~ Thank you coming to Journeys To Joy for this special week with this great couple ~ 


Sunday, November 16, 2014

DAY 6 ~ STRANDED ~ Devotional ~ Don and Stephanie Prichard

 Day Six~ If you've not seen Days 1~5, be sure to go back and see those before reading this one ~

Don and Stephanie Prichard

Why does God allow bad things to happen to good people? Why does He allow evil in the first place?

In the overarching theme of God’s sovereignty in Stranded, those are the questions that eat away at Jake’s and Eve’s hearts. The questions gnaw at our hearts too. Few of us have escaped personal trauma in our lives, and some of us have been whopped up the side of the head by them.  

Yet the Bible tells us that affliction and God’s goodness go hand in hand.

Wait—don’t I mean sometimes? Sometimes affliction and God’s goodness go hand in hand?


The Bible says always. Always is the big picture of God’s sovereignty. The beyond-the-sky, looking-down-from-the-heavens picture. The one that’s hard for us to handle and that generates the two questions at the opening of this devotional.

That’s because what we tend to grasp is the smaller picture. The down-on-earth, below-the-clouds picture—yep, the sometimes picture.

Sometimes, because our eyes look at circumstances and those circumstances hurt. The tsunami that wipes out hundreds of thousands of people. The war that kills thousands of soldiers. The thief who steals our credit card. The spouse who commits adultery. Rejection, exclusion, hate.

A fallen creation and a fallen creature. Those are our circumstances. And we are right to cry—and cry out—because of the pain they bring. But not to cry out at God. Not to blame Him. Not to question Him.

Why? Because God is not a fallen Creator. He is sovereign and He is good. He is in control—even over evil. And He is accomplishing good—even during evil. Those two great truths give us the always picture.

When we can’t lay ahold of the always because the circumstances and the pain are too close to see God’s goodness, we can still cry out to God and receive His comfort. We can still lift our eyes to the heavens and receive His healing grace. We can still trust that He loves us and find He is working on our behalf. 

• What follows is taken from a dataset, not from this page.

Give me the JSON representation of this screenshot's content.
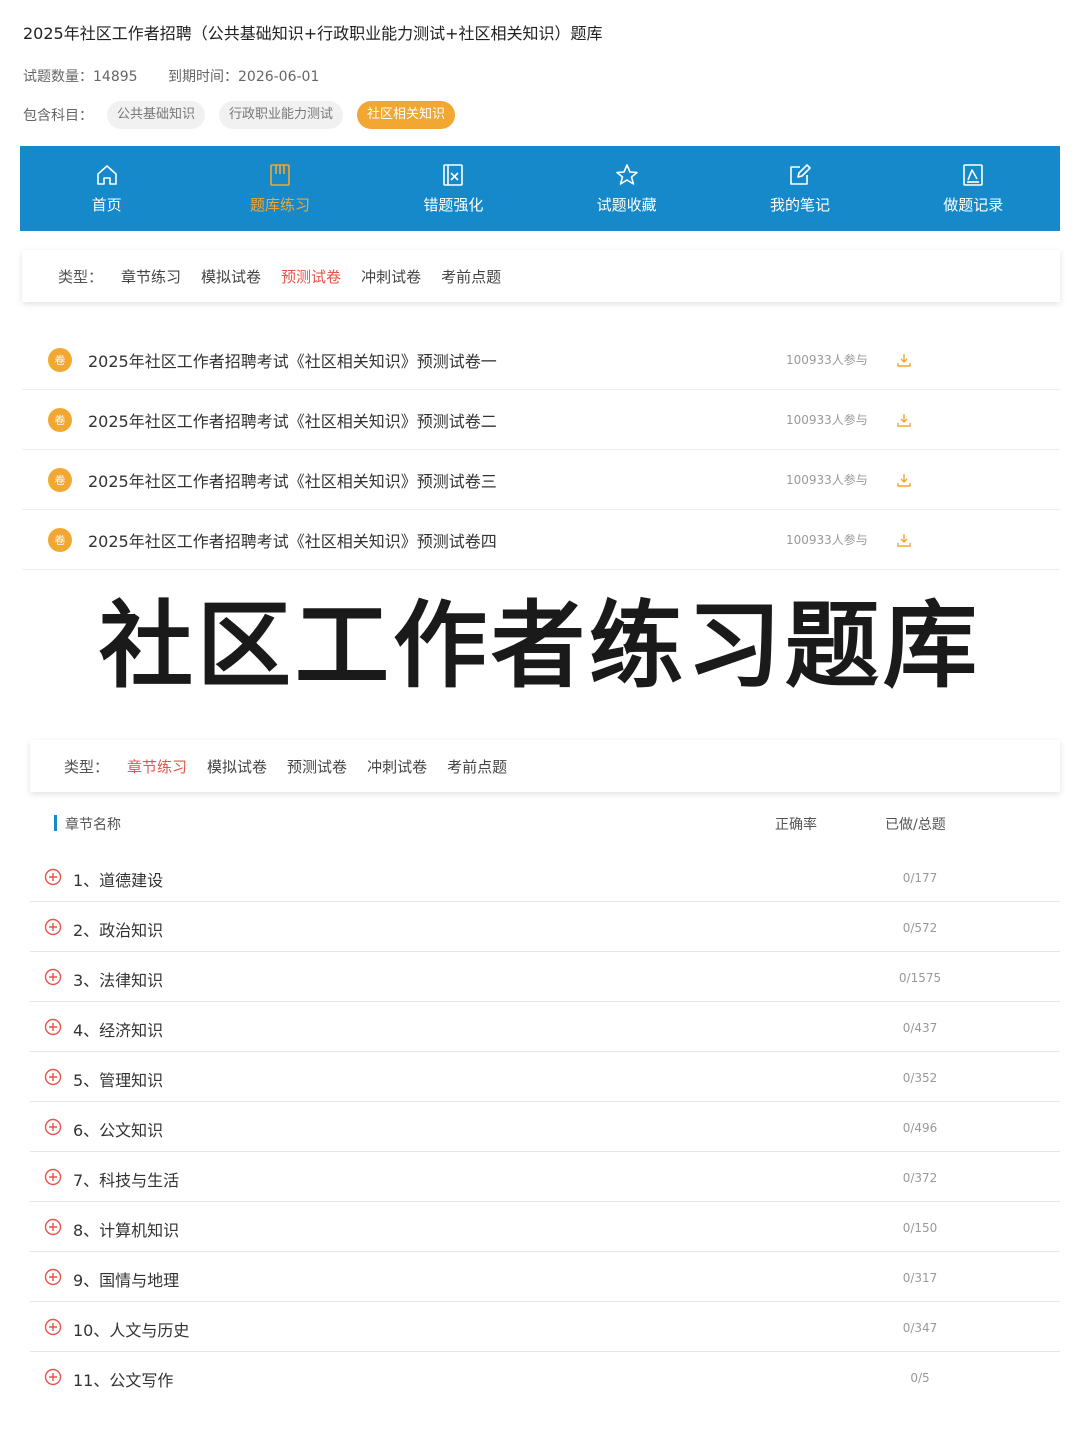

In the end, we are the benefactors of God’s good sovereignty. Evil and its pain will be used by God to make us wiser, kinder, better able to love our neighbor and our Savior. We can say with the psalmist, “It was good for me to be afflicted.” Psalm 119:71

But those who reject Him and fault Him? They are left with only their pain.

A Marine Corps reservist sets sail on an anniversary cruise with his wife but ends up shipwrecked and bereaved on an uninhabited jungle island where he must protect the lives of three other survivors, unaware that one of them is responsible for his wife’s death.

CHECK DAY ONE'S POST to find out how to win this e-book or get an exchange for another on Amazon. . .DRAWING TO BE HELD Monday November 17th.


TOMORROW ~ DAY SEVEN ~  STRANDED ~ Interviews with Author Helpers